> Day 3 stats – 12 anglers, 12 limits.

> Fishing in Onondaga was banned from 1970 until 1986. The New York State Dept. of Environmental Conservation recommends anglers eat no walleye from the lake, and no more than one meal per month of all other species.

> Lintner's wife was due to deliver a baby on Thursday, but he talked to her after weigh-in and she plans to hold out until he gets home. He'll try to arrange a flight out of Syracuse either tomorrow evening or early Monday morning. Then he'll have to fly back east the following weekend to practice for the Potomac River Bassmaster Elite Series.

Weather Forecast

Here's the forecast for the final day of the tournament:

> Sun., July 29 – Partly Cloudy – 83°/61°
- Wind: From the N/NW at 8 mph

Day 3 Standings

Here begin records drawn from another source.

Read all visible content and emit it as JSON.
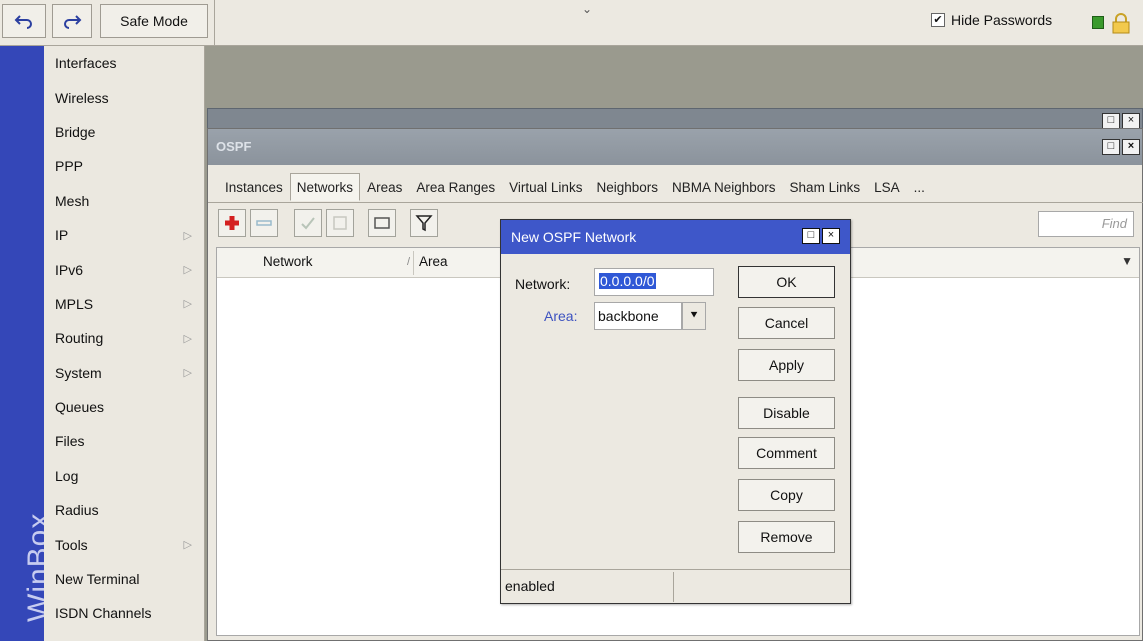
{
  "toolbar": {
    "undo_icon": "undo-icon",
    "redo_icon": "redo-icon",
    "safe_mode_label": "Safe Mode",
    "hide_passwords_label": "Hide Passwords",
    "hide_passwords_checked": "✔"
  },
  "brand": {
    "text": "WinBox"
  },
  "menu": {
    "items": [
      {
        "label": "Interfaces",
        "arrow": ""
      },
      {
        "label": "Wireless",
        "arrow": ""
      },
      {
        "label": "Bridge",
        "arrow": ""
      },
      {
        "label": "PPP",
        "arrow": ""
      },
      {
        "label": "Mesh",
        "arrow": ""
      },
      {
        "label": "IP",
        "arrow": "▷"
      },
      {
        "label": "IPv6",
        "arrow": "▷"
      },
      {
        "label": "MPLS",
        "arrow": "▷"
      },
      {
        "label": "Routing",
        "arrow": "▷"
      },
      {
        "label": "System",
        "arrow": "▷"
      },
      {
        "label": "Queues",
        "arrow": ""
      },
      {
        "label": "Files",
        "arrow": ""
      },
      {
        "label": "Log",
        "arrow": ""
      },
      {
        "label": "Radius",
        "arrow": ""
      },
      {
        "label": "Tools",
        "arrow": "▷"
      },
      {
        "label": "New Terminal",
        "arrow": ""
      },
      {
        "label": "ISDN Channels",
        "arrow": ""
      }
    ]
  },
  "ospf": {
    "title": "OSPF",
    "tabs": [
      "Instances",
      "Networks",
      "Areas",
      "Area Ranges",
      "Virtual Links",
      "Neighbors",
      "NBMA Neighbors",
      "Sham Links",
      "LSA",
      "..."
    ],
    "active_tab": "Networks",
    "find_placeholder": "Find",
    "columns": {
      "network": "Network",
      "sort": "/",
      "area": "Area"
    }
  },
  "dialog": {
    "title": "New OSPF Network",
    "network_label": "Network:",
    "network_value": "0.0.0.0/0",
    "area_label": "Area:",
    "area_value": "backbone",
    "buttons": {
      "ok": "OK",
      "cancel": "Cancel",
      "apply": "Apply",
      "disable": "Disable",
      "comment": "Comment",
      "copy": "Copy",
      "remove": "Remove"
    },
    "status": "enabled"
  },
  "colors": {
    "brand_bar": "#3447b8",
    "dialog_title": "#3e57c9",
    "ospf_title": "#8b939c",
    "workspace": "#9a9a8e"
  }
}
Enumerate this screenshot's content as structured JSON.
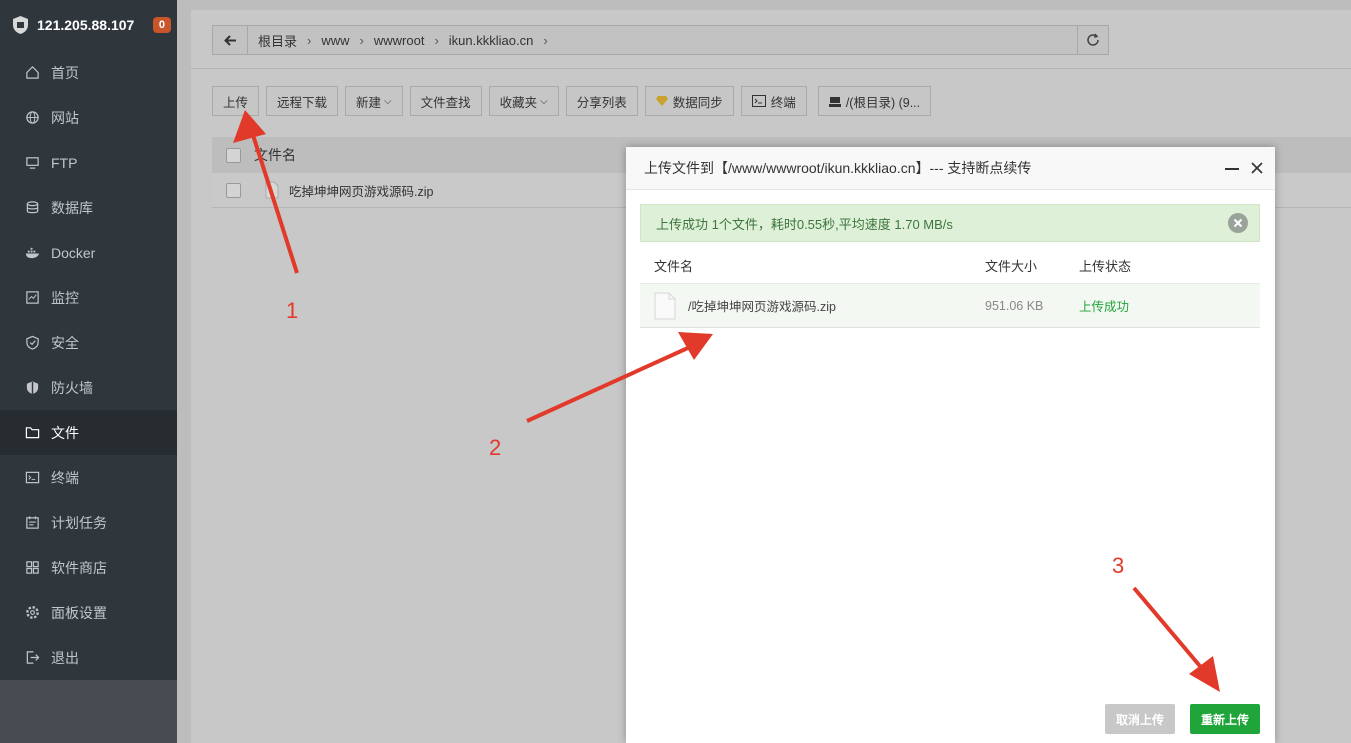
{
  "sidebar": {
    "server_ip": "121.205.88.107",
    "badge": "0",
    "items": [
      {
        "label": "首页",
        "icon": "home-icon"
      },
      {
        "label": "网站",
        "icon": "globe-icon"
      },
      {
        "label": "FTP",
        "icon": "ftp-icon"
      },
      {
        "label": "数据库",
        "icon": "database-icon"
      },
      {
        "label": "Docker",
        "icon": "docker-icon"
      },
      {
        "label": "监控",
        "icon": "monitor-icon"
      },
      {
        "label": "安全",
        "icon": "shield-icon"
      },
      {
        "label": "防火墙",
        "icon": "firewall-icon"
      },
      {
        "label": "文件",
        "icon": "folder-icon",
        "active": true
      },
      {
        "label": "终端",
        "icon": "terminal-icon"
      },
      {
        "label": "计划任务",
        "icon": "calendar-icon"
      },
      {
        "label": "软件商店",
        "icon": "apps-icon"
      },
      {
        "label": "面板设置",
        "icon": "gear-icon"
      },
      {
        "label": "退出",
        "icon": "logout-icon"
      }
    ]
  },
  "breadcrumb": [
    "根目录",
    "www",
    "wwwroot",
    "ikun.kkkliao.cn"
  ],
  "toolbar": {
    "upload": "上传",
    "remote_download": "远程下载",
    "new": "新建",
    "file_search": "文件查找",
    "favorites": "收藏夹",
    "share_list": "分享列表",
    "data_sync": "数据同步",
    "terminal": "终端",
    "disk": "/(根目录) (9..."
  },
  "file_table": {
    "col_name": "文件名",
    "rows": [
      {
        "name": "吃掉坤坤网页游戏源码.zip"
      }
    ]
  },
  "modal": {
    "title": "上传文件到【/www/wwwroot/ikun.kkkliao.cn】--- 支持断点续传",
    "alert": "上传成功 1个文件，耗时0.55秒,平均速度 1.70 MB/s",
    "col_name": "文件名",
    "col_size": "文件大小",
    "col_status": "上传状态",
    "rows": [
      {
        "name": "/吃掉坤坤网页游戏源码.zip",
        "size": "951.06 KB",
        "status": "上传成功"
      }
    ],
    "cancel_label": "取消上传",
    "retry_label": "重新上传"
  },
  "annotations": [
    "1",
    "2",
    "3"
  ],
  "colors": {
    "accent_green": "#20a53a",
    "arrow_red": "#e23a2a"
  }
}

1. Dave Wolak -- Wake Forest, NC -- 5, 22-00
Day 1: 5, 15-04 -- Day 2: 5, 12-14 -- Day 3: 5, 22-00

2. Peter E Thliveros -- Jacksonville, FL -- 5, 20-13
Day 1: 5, 13-13 -- Day 2: 5, 15-10 -- Day 3: 5, 20-13

3. Steve Kennedy -- Auburn, AL -- 5, 20-03
Day 1: 5, 17-12 -- Day 2: 5, 14-11 -- Day 3: 5, 20-03

4. John Murray -- Phoenix, AZ -- 5, 18-10
Day 1: 5, 14-07 -- Day 2: 5, 15-09 -- Day 3: 5, 18-10

5. Jared Lintner -- Arroyo Grande, CA -- 5, 18-08
Day 1: 5, 15-00 -- Day 2: 5, 15-09 -- Day 3: 5, 18-08

6. Dean Rojas -- Grand Saline, TX -- 5, 18-07
Day 1: 5, 15-08 -- Day 2: 5, 17-09 -- Day 3: 5, 18-07

The following anglers did not make the cut and will not be fishing tomorrow.

7. Skeet Reese -- Auburn, CA -- 5, 18-05 -- $16,500
Day 1: 5, 12-12 -- Day 2: 5, 17-07 -- Day 3: 5, 18-05
8. Jason Quinn -- Lake Wylie, SC -- 5, 18-01 -- $16,000
Day 1: 5, 14-06 -- Day 2: 5, 15-01 -- Day 3: 5, 18-01
9. Randy Howell -- Springville, AL -- 5, 16-13 -- $15,500
Day 1: 5, 14-10 -- Day 2: 5, 13-14 -- Day 3: 5, 16-13
10. Michael Iaconelli -- Runnemede, NJ -- 5, 16-11 -- $15,000
Day 1: 5, 14-00 -- Day 2: 5, 14-15 -- Day 3: 5, 16-11
11. Jeff Kriet -- Ardmore, OK -- 5, 14-15 -- $13,100
Day 1: 5, 13-03 -- Day 2: 5, 14-11 -- Day 3: 5, 14-15
12. John Crews -- Salem, VA -- 5, 09-04 -- $13,000
Day 1: 5, 15-01 -- Day 2: 5, 13-13 -- Day 3: 5, 09-04

Big Bass

Day 3: John Murray -- Phoenix, AZ -- 5-12 -- $1,000
Day 2: Kenyon Hill -- Norman, OK -- 5-00 -- $1,000
Day 1: Steve Kennedy -- Auburn, AL -- 5-01 -- $1,000